Four wings on the building’s western side are dedicated to heating. They are filled with PCM that has a melting point of 31 degrees Celsius. In cold months, these wings open during the day, exposing the PCM to solar radiation that melts the material. Each wing folds back at night and connects to ventilation systems in the adjoining apartments. The tubes release heat as the PCM solidifies, and low-power fans move the warm air throughout the apartments.
Three wings on the eastern side are dedicated to cooling. The PCM in these has a melting point of 21 degrees C. In summer, the wings open at night, allowing cool air to solidify the PCM. Each wing folds back against the building during the day and connects to the adjoining ventilation systems. Indoor air is cooled as it flows past the frozen PCM in the wing.
Ducts carry air warmed by PCM into the apartments.
How did the team address flammability issues associated with biobased PCM?
“We developed the encapsulation so that no oxygen can come in contact with the PCM,” Falkeis said. “The whole thing was tested to 300 degrees Celsius, heating up, cooling down, heating up. And finally we got permission by the building commission, a Swiss testing certificate, to use it in the building envelope. Swiss testing accreditation is valid all over Europe.”
Aside from patent applications, what’s next for all this ground-breaking technology?
“We need to reduce complexity and try to produce more standardized building envelope panels or systems that could be part of a regular building system,” Falkeis said. “This is our next step: Reducing the complexity in terms of form.”

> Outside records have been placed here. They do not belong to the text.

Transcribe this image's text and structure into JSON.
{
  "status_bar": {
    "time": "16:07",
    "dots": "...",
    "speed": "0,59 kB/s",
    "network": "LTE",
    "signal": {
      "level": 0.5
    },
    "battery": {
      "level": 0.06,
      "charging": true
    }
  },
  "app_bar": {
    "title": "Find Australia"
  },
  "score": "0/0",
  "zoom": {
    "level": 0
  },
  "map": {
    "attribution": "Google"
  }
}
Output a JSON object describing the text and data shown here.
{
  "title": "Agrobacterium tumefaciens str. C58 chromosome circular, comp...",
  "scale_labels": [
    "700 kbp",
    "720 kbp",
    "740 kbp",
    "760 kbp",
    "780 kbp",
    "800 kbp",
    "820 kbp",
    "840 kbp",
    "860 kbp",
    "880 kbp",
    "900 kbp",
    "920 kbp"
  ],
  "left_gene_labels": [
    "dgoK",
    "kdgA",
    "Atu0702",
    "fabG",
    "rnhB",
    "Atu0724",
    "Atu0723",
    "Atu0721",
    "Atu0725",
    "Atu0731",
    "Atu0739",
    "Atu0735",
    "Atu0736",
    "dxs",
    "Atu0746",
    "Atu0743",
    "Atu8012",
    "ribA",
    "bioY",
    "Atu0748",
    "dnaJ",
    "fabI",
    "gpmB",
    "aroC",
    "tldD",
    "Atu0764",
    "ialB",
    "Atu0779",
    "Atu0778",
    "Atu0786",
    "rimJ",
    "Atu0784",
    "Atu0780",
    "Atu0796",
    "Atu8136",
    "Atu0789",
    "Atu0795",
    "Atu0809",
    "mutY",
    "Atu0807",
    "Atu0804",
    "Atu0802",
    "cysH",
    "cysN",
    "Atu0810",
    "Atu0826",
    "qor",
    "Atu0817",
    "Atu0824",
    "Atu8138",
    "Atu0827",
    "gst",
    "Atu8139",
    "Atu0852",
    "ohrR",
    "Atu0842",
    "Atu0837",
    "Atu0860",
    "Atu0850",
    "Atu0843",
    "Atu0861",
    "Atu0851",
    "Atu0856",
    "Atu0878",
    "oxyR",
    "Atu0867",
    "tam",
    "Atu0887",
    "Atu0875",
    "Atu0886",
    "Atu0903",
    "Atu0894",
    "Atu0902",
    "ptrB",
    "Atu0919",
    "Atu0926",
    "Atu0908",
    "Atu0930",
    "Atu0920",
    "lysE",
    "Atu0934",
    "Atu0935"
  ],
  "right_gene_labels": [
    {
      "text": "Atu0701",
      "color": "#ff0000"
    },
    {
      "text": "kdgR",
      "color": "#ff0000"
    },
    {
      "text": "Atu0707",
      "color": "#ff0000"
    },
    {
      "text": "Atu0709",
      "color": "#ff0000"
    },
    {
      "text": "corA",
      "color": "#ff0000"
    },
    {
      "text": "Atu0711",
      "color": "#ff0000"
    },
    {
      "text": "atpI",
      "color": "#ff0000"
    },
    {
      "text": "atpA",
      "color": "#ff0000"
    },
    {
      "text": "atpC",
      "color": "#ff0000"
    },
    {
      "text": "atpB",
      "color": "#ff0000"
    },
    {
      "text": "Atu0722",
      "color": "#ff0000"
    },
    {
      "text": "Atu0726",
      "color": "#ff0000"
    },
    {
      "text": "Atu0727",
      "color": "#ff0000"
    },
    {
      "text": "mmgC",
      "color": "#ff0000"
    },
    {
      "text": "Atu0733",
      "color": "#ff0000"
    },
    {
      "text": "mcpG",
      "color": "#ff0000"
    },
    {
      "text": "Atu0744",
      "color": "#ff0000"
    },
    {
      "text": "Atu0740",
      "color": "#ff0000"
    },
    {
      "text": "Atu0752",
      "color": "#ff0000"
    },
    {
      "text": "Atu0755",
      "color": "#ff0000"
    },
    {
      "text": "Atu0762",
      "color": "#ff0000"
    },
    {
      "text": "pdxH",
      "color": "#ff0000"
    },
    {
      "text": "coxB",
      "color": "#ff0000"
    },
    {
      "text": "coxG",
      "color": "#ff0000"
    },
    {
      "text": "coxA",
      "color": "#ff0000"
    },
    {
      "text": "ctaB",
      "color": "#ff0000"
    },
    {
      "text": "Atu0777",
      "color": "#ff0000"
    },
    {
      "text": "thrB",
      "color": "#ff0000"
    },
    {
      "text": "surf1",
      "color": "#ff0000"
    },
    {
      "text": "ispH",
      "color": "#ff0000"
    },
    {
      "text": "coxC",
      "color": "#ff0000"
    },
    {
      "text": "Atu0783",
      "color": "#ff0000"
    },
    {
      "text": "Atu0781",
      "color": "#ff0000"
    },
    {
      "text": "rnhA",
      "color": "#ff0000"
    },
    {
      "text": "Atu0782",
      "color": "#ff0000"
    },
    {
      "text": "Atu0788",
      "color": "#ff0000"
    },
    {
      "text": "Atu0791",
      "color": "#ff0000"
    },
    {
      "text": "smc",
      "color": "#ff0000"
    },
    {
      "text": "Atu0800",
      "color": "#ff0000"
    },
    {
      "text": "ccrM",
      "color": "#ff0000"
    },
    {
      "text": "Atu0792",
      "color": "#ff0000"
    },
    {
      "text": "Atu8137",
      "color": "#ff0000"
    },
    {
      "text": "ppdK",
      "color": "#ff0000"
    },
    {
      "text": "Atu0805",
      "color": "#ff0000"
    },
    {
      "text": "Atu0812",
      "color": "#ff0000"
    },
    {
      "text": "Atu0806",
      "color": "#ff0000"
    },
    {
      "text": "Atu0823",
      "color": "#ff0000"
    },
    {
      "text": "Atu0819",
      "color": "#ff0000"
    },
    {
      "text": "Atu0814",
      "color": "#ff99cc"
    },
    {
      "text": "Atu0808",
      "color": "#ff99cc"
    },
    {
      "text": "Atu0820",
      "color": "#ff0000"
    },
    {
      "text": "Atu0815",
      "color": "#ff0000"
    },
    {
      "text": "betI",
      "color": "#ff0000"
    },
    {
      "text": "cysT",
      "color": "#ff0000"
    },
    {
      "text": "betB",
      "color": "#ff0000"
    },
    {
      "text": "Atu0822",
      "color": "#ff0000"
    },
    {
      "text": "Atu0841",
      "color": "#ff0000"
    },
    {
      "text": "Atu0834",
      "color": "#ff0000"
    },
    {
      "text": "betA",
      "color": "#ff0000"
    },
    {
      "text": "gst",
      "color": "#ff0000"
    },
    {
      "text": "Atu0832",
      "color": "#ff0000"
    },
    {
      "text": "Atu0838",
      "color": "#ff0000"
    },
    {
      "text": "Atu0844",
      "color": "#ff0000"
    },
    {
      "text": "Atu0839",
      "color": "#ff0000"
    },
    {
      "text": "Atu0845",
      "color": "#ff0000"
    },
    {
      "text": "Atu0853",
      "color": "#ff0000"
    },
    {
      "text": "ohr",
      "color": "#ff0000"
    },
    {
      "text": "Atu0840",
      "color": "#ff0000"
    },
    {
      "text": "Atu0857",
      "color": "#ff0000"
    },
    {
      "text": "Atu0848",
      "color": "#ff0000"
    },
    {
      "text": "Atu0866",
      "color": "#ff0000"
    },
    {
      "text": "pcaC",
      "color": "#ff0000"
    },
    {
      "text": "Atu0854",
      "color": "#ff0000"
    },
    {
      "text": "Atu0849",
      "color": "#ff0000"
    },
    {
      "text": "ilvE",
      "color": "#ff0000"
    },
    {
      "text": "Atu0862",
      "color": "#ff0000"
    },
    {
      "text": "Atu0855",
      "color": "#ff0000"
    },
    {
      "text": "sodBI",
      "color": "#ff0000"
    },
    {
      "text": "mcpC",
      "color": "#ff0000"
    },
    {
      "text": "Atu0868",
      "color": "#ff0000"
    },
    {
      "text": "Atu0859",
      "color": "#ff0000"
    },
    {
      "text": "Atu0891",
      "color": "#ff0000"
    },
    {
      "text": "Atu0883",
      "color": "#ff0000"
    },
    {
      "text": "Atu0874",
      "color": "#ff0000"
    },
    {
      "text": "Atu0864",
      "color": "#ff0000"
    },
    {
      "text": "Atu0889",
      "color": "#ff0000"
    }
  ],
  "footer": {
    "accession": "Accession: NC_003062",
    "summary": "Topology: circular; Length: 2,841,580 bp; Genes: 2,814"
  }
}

He also hopes to spread awareness. "Active energy building" technology was on display at a New York City exhibition that ended in January. The exhibit opens in Los Angeles on March 1; after that, it will be on display in Vienna and Berlin.
Now that the complex project is complete and the first tenants have moved in, the architect says he is "very happy" with the results.
“There’s a lot of architectural and technological detailing,” he said. “There are more than 800 drawings just on detail. It’s very precise. It’s very well done. Very high standards. It’s really crazy how finally everything came out like we planned it. It was six years of hard work, being on site, checking everything. … It was a sort of never-ending ongoing research project. It was really exciting to be part of this.”
The east side of Marxer building faces a small park, a biking trail and a creek.